App and web page records
Segment Open

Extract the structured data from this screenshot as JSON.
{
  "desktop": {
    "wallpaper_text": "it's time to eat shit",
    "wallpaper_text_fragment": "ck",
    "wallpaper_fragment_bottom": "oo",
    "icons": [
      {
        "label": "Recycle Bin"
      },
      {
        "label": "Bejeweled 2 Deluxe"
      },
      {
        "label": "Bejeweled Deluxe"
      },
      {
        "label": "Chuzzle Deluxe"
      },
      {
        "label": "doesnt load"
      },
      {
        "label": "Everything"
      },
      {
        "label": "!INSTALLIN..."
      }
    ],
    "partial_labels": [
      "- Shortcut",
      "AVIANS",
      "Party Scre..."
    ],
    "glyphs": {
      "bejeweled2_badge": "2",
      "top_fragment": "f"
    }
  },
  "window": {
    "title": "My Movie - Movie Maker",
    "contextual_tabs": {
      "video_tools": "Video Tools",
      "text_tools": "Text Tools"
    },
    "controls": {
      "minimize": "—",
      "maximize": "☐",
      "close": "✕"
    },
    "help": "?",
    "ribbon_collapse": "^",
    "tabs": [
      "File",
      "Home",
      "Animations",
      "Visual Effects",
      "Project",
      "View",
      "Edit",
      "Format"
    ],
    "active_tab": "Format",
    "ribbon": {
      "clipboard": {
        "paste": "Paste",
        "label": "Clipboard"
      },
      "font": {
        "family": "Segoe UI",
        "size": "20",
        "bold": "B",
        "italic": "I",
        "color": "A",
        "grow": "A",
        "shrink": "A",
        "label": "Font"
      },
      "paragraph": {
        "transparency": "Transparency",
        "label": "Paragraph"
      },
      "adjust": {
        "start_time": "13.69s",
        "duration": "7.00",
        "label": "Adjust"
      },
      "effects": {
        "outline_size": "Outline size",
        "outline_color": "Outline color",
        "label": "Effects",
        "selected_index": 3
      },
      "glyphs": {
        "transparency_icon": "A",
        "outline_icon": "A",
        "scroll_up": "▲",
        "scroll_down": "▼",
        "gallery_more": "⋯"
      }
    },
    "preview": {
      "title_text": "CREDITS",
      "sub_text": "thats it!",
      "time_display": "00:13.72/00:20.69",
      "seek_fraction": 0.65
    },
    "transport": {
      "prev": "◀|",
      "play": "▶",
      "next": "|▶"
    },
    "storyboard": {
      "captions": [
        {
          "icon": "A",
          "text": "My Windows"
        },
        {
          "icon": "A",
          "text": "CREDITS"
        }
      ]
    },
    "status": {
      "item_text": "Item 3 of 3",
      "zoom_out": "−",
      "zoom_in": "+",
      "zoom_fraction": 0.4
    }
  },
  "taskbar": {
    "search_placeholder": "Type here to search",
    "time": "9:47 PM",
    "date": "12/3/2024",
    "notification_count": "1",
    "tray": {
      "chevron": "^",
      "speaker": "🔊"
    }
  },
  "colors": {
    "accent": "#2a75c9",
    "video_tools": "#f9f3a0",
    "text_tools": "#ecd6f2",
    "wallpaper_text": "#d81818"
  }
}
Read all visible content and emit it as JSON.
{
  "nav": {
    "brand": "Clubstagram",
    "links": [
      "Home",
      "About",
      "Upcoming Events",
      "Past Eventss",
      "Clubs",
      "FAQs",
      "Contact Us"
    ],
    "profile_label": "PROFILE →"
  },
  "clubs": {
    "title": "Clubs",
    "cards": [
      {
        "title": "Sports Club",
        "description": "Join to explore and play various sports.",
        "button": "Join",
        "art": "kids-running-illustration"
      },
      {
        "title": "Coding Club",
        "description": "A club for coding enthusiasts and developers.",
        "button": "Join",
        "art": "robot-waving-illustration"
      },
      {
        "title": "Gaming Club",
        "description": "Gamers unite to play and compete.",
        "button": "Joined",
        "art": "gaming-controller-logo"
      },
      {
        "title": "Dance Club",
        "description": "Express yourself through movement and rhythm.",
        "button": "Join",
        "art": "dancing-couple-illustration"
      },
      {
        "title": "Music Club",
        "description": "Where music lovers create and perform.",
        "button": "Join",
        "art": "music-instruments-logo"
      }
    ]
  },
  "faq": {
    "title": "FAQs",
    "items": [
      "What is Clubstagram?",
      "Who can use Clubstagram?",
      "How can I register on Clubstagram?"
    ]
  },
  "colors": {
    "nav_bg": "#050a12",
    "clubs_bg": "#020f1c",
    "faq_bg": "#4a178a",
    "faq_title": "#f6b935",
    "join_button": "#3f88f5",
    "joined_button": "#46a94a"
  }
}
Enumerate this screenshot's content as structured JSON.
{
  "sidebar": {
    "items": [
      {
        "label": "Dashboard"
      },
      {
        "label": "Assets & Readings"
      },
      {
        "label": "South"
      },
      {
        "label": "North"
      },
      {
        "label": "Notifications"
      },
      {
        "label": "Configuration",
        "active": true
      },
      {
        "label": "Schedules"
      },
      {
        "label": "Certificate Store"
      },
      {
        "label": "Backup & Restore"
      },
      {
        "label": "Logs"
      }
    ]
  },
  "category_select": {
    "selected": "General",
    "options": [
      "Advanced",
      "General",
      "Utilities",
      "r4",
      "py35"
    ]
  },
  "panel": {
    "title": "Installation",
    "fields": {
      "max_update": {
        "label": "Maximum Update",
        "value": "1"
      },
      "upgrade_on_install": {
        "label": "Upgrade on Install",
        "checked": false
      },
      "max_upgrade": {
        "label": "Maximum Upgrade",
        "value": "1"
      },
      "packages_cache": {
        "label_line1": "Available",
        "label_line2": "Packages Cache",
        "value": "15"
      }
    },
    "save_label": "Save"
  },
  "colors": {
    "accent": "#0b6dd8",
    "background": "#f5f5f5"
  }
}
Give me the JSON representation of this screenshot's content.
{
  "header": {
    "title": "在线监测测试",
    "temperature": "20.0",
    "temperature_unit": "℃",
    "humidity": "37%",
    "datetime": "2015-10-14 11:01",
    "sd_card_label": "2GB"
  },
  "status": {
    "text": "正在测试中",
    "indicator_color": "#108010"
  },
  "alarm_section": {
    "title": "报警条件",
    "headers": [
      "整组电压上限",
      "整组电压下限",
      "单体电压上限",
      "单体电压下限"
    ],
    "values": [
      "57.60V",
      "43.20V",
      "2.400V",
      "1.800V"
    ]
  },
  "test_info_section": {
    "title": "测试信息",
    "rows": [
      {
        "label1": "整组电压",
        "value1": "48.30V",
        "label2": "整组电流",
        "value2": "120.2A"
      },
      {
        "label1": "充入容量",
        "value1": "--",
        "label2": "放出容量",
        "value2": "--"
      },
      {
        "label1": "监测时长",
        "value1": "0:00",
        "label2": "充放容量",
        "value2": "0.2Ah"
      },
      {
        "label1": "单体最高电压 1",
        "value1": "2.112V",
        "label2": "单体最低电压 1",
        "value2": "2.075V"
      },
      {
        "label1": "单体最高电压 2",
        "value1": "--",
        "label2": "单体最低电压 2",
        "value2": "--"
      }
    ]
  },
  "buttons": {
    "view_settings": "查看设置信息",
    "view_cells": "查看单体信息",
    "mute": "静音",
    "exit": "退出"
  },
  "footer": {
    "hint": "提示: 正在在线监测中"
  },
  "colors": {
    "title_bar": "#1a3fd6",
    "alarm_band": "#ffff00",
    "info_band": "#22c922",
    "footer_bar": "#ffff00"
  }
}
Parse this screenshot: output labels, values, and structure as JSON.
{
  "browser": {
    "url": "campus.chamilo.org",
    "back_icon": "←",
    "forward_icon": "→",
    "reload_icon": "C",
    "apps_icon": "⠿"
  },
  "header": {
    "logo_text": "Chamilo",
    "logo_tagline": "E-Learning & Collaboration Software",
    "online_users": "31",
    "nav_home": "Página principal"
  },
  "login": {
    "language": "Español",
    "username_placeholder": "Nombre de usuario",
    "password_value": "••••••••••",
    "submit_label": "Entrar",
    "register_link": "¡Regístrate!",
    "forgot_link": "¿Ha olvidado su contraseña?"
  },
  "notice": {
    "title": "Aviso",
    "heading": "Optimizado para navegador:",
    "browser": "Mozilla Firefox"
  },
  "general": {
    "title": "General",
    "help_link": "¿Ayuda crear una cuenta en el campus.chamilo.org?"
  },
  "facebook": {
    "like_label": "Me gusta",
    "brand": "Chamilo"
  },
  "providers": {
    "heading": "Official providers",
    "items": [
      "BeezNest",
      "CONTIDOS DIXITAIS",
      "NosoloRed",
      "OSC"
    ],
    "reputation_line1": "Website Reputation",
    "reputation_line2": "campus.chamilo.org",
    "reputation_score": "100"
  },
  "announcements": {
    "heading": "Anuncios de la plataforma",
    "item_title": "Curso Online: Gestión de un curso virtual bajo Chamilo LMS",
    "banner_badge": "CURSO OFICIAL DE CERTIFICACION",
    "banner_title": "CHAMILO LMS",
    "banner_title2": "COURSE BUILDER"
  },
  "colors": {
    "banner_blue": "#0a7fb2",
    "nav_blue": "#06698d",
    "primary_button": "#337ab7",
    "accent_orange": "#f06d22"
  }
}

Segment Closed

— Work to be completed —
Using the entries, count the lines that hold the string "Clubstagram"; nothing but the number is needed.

— Answer box —
4